Added Reid: "The impression that we have is that a lot of persons, once it is discovered that they have sickle cell, they are not offered or they are not given the sort of employment that they deserve, which they would have merited if sickle cell disease was not a factor."
The group noted that the stigmatisation is not just confined to the family members of sickle cell patients and their employers, but extends to the school environment and is also very much an issue in some sections of the health sector.
"A lot of parents don't tell the principal or the form teacher that the child has sickle cell, because they are afraid of how that child will be treated in the school community; because many children are in fact teased mercilessly, and sometimes even the teachers say "oh, this child is wutliss" because they are often absent," Daley noted.
But despite the health challenges faced by sickle cell patients, co-founder and director of the support group Morette Wright, pointed out that not everyone with the disease experiences the painful symptoms often associated with the condition.
"We have to be balanced, because we don't want to perpetuate the stigma also. It's chronic, and it has its impact, but it's highly variable, so you have persons at different spectrums of the equation," she said.
A real concern for the group is the fact that the discrimination has resulted in several sickle cell patients undereducated and living in poverty.

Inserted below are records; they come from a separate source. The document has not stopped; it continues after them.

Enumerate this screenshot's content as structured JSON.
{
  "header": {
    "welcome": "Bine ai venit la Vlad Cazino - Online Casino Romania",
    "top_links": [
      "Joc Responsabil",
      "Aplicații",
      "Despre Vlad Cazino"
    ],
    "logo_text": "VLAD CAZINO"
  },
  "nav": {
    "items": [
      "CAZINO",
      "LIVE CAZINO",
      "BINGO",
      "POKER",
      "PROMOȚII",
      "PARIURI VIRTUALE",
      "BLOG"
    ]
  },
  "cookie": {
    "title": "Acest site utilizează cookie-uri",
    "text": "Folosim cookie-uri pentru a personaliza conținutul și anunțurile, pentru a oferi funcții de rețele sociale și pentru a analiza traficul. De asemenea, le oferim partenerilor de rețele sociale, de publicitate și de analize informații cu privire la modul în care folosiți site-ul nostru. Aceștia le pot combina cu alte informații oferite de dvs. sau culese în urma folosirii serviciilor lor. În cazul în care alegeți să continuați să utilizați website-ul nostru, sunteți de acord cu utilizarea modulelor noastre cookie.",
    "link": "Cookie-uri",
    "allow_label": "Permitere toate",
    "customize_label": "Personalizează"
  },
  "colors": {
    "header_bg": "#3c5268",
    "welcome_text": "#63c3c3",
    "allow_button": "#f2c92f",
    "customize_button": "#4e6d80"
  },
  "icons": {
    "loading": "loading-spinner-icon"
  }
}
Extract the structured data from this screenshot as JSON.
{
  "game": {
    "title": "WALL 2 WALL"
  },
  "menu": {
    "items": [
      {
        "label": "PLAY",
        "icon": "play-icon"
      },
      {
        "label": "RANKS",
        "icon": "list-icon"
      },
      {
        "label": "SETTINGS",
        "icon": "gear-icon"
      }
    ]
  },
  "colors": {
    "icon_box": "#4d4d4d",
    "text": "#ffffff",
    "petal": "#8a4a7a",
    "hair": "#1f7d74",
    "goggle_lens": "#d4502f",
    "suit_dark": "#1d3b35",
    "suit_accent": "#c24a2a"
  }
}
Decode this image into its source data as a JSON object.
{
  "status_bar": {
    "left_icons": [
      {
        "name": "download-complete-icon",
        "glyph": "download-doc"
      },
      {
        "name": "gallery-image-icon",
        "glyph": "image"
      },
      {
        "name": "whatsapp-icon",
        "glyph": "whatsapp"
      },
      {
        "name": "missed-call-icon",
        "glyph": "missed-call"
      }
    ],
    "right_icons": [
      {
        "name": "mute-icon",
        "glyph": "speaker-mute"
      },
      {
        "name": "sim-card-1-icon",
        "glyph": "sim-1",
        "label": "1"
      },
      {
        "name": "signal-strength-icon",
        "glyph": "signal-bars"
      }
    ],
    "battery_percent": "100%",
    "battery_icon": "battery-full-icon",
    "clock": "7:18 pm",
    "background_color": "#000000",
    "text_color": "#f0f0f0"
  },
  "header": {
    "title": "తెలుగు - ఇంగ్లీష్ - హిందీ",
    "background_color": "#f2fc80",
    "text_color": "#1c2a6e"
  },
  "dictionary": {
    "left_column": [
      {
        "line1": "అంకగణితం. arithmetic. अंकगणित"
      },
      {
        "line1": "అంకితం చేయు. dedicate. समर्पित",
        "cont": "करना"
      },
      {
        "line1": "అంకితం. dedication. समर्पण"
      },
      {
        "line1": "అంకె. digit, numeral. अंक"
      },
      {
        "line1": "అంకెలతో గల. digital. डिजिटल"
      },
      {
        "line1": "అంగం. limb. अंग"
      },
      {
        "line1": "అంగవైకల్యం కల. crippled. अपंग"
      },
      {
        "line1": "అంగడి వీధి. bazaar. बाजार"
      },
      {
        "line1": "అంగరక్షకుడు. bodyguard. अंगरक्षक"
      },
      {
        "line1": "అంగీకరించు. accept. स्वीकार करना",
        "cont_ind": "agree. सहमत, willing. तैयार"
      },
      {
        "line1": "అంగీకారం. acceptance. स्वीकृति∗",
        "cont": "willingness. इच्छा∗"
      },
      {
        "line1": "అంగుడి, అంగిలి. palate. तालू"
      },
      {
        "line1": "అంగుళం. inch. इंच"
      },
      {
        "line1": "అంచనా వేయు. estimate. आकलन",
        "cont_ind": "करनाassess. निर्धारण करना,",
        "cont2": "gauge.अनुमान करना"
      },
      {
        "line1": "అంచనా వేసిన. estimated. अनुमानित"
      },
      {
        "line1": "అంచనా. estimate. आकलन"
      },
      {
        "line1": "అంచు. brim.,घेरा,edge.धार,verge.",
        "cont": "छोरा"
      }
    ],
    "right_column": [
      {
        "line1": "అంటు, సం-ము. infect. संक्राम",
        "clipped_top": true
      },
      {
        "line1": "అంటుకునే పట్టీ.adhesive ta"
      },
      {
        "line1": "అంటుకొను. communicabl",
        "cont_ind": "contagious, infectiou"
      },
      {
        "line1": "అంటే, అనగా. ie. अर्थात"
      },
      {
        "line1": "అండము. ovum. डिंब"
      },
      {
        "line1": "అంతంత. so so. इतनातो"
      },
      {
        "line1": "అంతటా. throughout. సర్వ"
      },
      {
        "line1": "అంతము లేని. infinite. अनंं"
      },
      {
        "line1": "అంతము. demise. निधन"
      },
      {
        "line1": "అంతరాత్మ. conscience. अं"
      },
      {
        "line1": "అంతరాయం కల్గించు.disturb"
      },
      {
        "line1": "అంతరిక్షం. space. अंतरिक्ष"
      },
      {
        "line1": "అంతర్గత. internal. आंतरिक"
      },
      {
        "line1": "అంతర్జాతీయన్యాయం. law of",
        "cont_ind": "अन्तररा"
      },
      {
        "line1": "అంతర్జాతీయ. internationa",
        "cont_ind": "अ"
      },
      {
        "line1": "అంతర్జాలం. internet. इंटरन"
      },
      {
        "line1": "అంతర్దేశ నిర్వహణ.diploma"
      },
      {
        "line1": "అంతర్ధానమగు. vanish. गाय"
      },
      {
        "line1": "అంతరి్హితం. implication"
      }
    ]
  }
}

"It's a real concern that we need to look at," said Daley. "It's not just a human rights issue that people should be educated, it's an economic issue. They have to be able to support themselves, because they'll be alive at 30 and 40 and 50, and they'll need to have an income, and that's an issue that parents are not getting."